Not Wanted Anywhere: Conflict-Affected Communities at Growing Risk in Iraq

More than two years since victory was declared over the so-called Islamic State in Iraq and the Levant (ISIL), millions of vulnerable Iraqis are still at risk. Unable to return safely home, blocked from accessing basic services like water, healthcare and education, and without means to rebuild their homes and lives, the outlook for many is bleak. Massive recovery efforts are still ongoing, but urgent action is required to address the immediate needs of millions of vulnerable families.
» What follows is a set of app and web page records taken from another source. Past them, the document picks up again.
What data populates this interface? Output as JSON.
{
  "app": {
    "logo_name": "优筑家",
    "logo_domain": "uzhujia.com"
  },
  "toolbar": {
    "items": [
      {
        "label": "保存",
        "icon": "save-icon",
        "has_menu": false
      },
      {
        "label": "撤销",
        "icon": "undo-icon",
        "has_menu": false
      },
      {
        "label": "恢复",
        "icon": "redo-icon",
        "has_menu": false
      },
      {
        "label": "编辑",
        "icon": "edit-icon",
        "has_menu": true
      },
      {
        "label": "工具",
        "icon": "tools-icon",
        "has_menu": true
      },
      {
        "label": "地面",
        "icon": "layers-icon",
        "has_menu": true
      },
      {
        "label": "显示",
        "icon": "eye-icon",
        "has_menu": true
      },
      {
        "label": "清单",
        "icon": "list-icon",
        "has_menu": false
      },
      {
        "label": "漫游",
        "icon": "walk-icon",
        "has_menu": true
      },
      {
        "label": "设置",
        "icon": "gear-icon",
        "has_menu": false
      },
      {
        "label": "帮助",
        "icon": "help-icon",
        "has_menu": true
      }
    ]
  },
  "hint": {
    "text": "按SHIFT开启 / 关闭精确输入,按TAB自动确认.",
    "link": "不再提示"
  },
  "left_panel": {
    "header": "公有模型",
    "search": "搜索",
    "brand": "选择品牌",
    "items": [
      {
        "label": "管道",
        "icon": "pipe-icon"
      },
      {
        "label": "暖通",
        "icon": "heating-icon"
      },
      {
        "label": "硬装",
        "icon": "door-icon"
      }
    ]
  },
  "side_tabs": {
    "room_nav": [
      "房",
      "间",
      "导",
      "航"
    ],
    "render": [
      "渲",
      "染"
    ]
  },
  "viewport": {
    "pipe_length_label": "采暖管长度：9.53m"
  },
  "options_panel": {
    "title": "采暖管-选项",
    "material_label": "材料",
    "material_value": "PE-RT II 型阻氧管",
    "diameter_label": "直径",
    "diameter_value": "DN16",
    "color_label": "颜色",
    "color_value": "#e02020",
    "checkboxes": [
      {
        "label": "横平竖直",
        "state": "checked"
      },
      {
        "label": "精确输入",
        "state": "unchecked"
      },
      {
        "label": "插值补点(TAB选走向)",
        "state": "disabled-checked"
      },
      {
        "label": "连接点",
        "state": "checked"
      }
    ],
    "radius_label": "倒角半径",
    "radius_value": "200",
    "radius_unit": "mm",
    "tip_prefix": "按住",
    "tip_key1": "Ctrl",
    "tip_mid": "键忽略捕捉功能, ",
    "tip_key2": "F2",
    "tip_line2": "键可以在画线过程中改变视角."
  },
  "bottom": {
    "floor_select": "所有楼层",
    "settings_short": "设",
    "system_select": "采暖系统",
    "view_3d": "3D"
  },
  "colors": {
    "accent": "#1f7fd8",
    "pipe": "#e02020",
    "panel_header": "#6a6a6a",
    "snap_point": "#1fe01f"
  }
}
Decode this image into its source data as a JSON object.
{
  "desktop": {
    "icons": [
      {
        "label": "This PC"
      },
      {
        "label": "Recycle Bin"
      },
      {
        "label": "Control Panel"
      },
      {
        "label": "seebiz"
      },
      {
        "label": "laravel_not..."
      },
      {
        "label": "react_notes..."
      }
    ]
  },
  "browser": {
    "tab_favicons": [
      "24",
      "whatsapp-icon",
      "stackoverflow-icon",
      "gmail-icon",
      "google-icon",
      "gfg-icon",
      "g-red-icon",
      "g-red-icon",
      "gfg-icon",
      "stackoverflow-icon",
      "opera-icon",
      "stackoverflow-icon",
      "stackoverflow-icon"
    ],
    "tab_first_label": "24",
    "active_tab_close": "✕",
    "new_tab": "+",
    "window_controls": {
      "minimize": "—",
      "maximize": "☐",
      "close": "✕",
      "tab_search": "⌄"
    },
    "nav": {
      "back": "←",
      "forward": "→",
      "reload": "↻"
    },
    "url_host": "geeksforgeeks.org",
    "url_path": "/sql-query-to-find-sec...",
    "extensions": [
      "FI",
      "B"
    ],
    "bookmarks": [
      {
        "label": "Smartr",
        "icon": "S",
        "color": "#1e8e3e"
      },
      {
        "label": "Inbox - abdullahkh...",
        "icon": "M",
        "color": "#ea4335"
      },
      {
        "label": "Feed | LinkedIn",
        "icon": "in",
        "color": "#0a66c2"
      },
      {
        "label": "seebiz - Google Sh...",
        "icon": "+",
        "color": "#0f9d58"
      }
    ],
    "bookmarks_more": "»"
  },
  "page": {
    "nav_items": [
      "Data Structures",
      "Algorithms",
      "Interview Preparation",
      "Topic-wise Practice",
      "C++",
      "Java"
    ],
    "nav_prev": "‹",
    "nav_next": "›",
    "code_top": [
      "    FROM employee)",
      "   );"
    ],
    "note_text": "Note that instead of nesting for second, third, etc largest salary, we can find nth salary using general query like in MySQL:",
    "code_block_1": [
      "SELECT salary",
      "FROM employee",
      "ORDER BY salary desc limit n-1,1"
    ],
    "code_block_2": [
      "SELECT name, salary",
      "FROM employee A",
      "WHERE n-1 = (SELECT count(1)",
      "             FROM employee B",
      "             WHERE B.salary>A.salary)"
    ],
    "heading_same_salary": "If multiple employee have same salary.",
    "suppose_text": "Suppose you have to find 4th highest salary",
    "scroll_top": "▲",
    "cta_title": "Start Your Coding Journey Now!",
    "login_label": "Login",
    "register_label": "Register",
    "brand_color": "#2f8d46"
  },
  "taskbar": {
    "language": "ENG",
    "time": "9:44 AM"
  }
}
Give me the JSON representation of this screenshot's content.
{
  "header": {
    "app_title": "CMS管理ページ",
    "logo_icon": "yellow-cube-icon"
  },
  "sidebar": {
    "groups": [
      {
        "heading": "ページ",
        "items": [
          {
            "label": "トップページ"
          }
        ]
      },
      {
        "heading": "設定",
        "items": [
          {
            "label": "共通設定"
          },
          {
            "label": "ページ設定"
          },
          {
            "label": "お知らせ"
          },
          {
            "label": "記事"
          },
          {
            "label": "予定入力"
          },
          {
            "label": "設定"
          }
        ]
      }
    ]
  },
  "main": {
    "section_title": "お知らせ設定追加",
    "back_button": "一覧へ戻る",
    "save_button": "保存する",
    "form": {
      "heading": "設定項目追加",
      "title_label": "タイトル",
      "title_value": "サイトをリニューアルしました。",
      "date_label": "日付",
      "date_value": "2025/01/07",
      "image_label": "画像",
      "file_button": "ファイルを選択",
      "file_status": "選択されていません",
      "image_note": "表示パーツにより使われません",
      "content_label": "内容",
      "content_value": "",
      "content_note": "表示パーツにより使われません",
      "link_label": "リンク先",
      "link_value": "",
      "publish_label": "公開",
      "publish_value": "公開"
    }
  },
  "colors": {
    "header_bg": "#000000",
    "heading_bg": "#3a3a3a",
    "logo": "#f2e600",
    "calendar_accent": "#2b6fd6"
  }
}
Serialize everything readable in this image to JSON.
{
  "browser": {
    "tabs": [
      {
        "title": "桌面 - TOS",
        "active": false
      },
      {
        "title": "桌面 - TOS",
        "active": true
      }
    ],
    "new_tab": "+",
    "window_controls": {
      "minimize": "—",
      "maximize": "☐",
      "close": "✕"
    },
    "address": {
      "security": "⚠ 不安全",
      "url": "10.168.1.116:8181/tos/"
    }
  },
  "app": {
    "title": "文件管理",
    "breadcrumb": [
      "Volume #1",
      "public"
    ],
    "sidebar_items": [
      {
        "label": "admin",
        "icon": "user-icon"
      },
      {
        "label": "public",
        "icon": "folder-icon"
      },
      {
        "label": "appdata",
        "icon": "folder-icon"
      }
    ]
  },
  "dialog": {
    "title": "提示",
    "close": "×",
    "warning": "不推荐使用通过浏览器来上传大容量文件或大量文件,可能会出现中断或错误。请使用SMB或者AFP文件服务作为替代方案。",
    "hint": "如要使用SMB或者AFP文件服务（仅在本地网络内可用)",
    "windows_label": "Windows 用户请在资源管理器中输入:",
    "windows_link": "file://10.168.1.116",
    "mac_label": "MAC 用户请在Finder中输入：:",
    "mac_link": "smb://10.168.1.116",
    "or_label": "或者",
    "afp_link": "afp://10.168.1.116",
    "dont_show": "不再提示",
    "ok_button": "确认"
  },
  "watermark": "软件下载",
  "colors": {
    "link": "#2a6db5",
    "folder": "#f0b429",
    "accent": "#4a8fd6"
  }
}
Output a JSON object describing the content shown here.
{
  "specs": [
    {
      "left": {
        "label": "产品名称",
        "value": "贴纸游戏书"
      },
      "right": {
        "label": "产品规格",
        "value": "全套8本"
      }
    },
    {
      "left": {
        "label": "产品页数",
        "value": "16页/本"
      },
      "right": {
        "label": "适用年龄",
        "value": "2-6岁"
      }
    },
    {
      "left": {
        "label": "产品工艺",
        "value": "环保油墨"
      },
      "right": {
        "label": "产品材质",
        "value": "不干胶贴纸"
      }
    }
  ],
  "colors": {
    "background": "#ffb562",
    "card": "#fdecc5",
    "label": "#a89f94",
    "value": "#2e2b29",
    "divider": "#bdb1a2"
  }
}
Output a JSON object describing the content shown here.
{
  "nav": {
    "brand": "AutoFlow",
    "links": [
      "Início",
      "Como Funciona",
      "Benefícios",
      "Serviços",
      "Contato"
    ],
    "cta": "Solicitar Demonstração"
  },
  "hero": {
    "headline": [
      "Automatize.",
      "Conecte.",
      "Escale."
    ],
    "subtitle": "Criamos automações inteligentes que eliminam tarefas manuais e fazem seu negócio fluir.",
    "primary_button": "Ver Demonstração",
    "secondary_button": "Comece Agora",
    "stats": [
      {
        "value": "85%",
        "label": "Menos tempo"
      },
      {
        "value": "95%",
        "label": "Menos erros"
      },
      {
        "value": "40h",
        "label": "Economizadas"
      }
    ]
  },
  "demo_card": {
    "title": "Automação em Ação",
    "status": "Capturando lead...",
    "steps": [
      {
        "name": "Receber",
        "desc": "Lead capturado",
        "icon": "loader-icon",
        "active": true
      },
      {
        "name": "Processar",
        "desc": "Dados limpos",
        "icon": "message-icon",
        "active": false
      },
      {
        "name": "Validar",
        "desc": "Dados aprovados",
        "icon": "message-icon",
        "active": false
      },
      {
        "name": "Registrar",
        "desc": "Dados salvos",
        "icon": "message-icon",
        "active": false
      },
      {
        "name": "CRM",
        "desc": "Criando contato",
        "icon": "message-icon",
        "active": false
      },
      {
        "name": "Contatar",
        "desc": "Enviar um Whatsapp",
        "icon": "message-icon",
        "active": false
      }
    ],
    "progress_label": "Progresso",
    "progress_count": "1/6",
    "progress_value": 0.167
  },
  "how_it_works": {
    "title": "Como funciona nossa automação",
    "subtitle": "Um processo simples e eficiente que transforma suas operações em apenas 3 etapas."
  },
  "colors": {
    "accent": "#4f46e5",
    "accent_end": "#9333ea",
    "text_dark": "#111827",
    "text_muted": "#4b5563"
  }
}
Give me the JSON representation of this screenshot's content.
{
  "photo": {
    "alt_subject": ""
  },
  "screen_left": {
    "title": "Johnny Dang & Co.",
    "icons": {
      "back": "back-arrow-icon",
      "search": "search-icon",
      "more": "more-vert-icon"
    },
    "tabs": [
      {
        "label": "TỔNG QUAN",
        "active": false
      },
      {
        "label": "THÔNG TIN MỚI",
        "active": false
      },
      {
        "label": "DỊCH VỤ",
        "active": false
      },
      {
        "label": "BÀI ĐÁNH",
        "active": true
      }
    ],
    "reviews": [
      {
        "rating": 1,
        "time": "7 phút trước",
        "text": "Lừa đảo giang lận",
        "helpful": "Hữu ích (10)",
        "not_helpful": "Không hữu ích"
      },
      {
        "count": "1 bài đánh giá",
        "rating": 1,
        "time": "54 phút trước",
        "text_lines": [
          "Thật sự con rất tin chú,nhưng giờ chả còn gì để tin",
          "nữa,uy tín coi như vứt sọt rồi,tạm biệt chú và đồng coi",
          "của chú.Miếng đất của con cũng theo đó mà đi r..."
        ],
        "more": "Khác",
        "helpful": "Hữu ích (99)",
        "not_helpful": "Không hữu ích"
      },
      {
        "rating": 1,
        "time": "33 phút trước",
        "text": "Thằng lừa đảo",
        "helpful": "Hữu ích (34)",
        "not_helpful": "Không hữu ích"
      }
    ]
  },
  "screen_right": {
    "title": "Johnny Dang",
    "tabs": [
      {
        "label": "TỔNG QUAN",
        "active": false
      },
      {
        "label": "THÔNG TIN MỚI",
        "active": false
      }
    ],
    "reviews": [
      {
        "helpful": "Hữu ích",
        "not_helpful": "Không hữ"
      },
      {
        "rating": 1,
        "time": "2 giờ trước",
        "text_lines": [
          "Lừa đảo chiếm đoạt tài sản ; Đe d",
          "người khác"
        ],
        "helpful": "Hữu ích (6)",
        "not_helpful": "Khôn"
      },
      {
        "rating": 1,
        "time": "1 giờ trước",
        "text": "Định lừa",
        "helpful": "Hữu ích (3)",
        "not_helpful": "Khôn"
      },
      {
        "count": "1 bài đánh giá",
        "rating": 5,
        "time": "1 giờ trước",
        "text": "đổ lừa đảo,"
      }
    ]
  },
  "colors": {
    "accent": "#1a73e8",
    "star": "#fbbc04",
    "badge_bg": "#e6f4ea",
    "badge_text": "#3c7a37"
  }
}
Their stories rarely make the news outside of Iraq. Fading international attention and reduced funding for the crisis, coupled with increasing political instability inside Iraq, puts the 1.5 million displaced families, and the 4 million returnees, in increasing danger and risks tipping the country back into crisis. This is not the time to look away. Fragile peace requires robust action. Political, humanitarian, development, reconciliation and stabilization efforts – local, national and international – should not only prioritize the immediate protection of displaced persons and returnees but make sustainable solutions a priority.

What can we do about it?

  1. Ensure the needs of displaced communities remain on top of the agenda of national politics and geopolitical priorities
  2. Pull all efforts in one direction: solutions that last
  3. Keep up humanitarian and protection efforts and do no harm
  4. Focus on local reconciliation and transitional justice, one success at a time
  5. Target development and stabilization action to enable solutions that work